Web page and app entries
═══
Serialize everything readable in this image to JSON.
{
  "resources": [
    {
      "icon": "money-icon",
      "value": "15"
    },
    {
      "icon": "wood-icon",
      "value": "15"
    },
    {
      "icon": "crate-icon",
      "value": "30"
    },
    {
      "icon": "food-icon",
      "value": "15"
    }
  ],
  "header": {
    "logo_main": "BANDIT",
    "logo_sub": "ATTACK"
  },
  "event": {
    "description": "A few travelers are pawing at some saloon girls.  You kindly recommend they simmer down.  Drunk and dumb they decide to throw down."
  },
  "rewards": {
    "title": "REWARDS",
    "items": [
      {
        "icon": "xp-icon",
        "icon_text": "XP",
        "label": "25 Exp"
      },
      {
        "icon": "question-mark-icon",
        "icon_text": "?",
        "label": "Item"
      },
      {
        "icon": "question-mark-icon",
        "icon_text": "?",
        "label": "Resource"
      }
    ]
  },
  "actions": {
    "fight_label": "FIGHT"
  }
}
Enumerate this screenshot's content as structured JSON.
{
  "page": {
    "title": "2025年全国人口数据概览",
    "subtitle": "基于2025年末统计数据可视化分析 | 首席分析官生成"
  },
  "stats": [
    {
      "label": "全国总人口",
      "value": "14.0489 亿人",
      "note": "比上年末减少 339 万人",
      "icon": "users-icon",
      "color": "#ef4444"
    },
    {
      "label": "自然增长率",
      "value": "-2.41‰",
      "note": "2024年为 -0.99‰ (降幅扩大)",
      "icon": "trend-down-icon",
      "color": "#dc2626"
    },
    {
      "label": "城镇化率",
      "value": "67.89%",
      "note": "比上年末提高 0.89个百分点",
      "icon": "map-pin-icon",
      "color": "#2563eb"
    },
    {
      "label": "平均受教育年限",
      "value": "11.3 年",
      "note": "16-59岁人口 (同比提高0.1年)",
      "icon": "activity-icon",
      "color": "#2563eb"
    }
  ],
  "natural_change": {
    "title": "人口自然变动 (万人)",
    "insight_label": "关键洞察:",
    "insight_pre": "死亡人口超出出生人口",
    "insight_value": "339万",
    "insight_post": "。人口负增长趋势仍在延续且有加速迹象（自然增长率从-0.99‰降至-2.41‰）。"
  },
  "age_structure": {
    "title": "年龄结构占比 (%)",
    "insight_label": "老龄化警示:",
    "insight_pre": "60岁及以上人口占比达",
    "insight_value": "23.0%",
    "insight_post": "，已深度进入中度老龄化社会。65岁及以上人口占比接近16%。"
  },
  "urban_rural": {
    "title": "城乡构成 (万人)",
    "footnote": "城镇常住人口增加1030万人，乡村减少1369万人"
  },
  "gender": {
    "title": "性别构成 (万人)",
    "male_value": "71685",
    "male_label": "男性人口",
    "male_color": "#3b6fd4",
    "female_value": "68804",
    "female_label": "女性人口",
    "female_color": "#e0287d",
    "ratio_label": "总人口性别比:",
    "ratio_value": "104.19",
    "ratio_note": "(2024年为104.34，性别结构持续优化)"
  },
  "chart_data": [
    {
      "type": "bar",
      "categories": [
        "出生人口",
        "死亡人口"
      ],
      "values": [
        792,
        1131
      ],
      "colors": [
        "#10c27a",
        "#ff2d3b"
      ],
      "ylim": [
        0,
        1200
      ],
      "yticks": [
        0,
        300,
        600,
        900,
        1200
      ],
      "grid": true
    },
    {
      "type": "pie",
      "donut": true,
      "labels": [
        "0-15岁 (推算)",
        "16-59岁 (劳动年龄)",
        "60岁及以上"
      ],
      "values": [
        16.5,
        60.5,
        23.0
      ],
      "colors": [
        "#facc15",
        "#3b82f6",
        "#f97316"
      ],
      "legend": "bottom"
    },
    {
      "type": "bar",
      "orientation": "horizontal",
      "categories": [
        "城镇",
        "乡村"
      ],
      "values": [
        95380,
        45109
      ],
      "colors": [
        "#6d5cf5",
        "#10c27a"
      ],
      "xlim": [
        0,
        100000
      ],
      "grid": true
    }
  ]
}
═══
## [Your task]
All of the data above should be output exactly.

## [Result of this exercise]
Serialize everything readable in this image to JSON.
{
  "resources": [
    {
      "icon": "money-icon",
      "value": "15"
    },
    {
      "icon": "wood-icon",
      "value": "15"
    },
    {
      "icon": "crate-icon",
      "value": "30"
    },
    {
      "icon": "food-icon",
      "value": "15"
    }
  ],
  "header": {
    "logo_main": "BANDIT",
    "logo_sub": "ATTACK"
  },
  "event": {
    "description": "A few travelers are pawing at some saloon girls.  You kindly recommend they simmer down.  Drunk and dumb they decide to throw down."
  },
  "rewards": {
    "title": "REWARDS",
    "items": [
      {
        "icon": "xp-icon",
        "icon_text": "XP",
        "label": "25 Exp"
      },
      {
        "icon": "question-mark-icon",
        "icon_text": "?",
        "label": "Item"
      },
      {
        "icon": "question-mark-icon",
        "icon_text": "?",
        "label": "Resource"
      }
    ]
  },
  "actions": {
    "fight_label": "FIGHT"
  }
}
Enumerate this screenshot's content as structured JSON.
{
  "page": {
    "title": "2025年全国人口数据概览",
    "subtitle": "基于2025年末统计数据可视化分析 | 首席分析官生成"
  },
  "stats": [
    {
      "label": "全国总人口",
      "value": "14.0489 亿人",
      "note": "比上年末减少 339 万人",
      "icon": "users-icon",
      "color": "#ef4444"
    },
    {
      "label": "自然增长率",
      "value": "-2.41‰",
      "note": "2024年为 -0.99‰ (降幅扩大)",
      "icon": "trend-down-icon",
      "color": "#dc2626"
    },
    {
      "label": "城镇化率",
      "value": "67.89%",
      "note": "比上年末提高 0.89个百分点",
      "icon": "map-pin-icon",
      "color": "#2563eb"
    },
    {
      "label": "平均受教育年限",
      "value": "11.3 年",
      "note": "16-59岁人口 (同比提高0.1年)",
      "icon": "activity-icon",
      "color": "#2563eb"
    }
  ],
  "natural_change": {
    "title": "人口自然变动 (万人)",
    "insight_label": "关键洞察:",
    "insight_pre": "死亡人口超出出生人口",
    "insight_value": "339万",
    "insight_post": "。人口负增长趋势仍在延续且有加速迹象（自然增长率从-0.99‰降至-2.41‰）。"
  },
  "age_structure": {
    "title": "年龄结构占比 (%)",
    "insight_label": "老龄化警示:",
    "insight_pre": "60岁及以上人口占比达",
    "insight_value": "23.0%",
    "insight_post": "，已深度进入中度老龄化社会。65岁及以上人口占比接近16%。"
  },
  "urban_rural": {
    "title": "城乡构成 (万人)",
    "footnote": "城镇常住人口增加1030万人，乡村减少1369万人"
  },
  "gender": {
    "title": "性别构成 (万人)",
    "male_value": "71685",
    "male_label": "男性人口",
    "male_color": "#3b6fd4",
    "female_value": "68804",
    "female_label": "女性人口",
    "female_color": "#e0287d",
    "ratio_label": "总人口性别比:",
    "ratio_value": "104.19",
    "ratio_note": "(2024年为104.34，性别结构持续优化)"
  },
  "chart_data": [
    {
      "type": "bar",
      "categories": [
        "出生人口",
        "死亡人口"
      ],
      "values": [
        792,
        1131
      ],
      "colors": [
        "#10c27a",
        "#ff2d3b"
      ],
      "ylim": [
        0,
        1200
      ],
      "yticks": [
        0,
        300,
        600,
        900,
        1200
      ],
      "grid": true
    },
    {
      "type": "pie",
      "donut": true,
      "labels": [
        "0-15岁 (推算)",
        "16-59岁 (劳动年龄)",
        "60岁及以上"
      ],
      "values": [
        16.5,
        60.5,
        23.0
      ],
      "colors": [
        "#facc15",
        "#3b82f6",
        "#f97316"
      ],
      "legend": "bottom"
    },
    {
      "type": "bar",
      "orientation": "horizontal",
      "categories": [
        "城镇",
        "乡村"
      ],
      "values": [
        95380,
        45109
      ],
      "colors": [
        "#6d5cf5",
        "#10c27a"
      ],
      "xlim": [
        0,
        100000
      ],
      "grid": true
    }
  ]
}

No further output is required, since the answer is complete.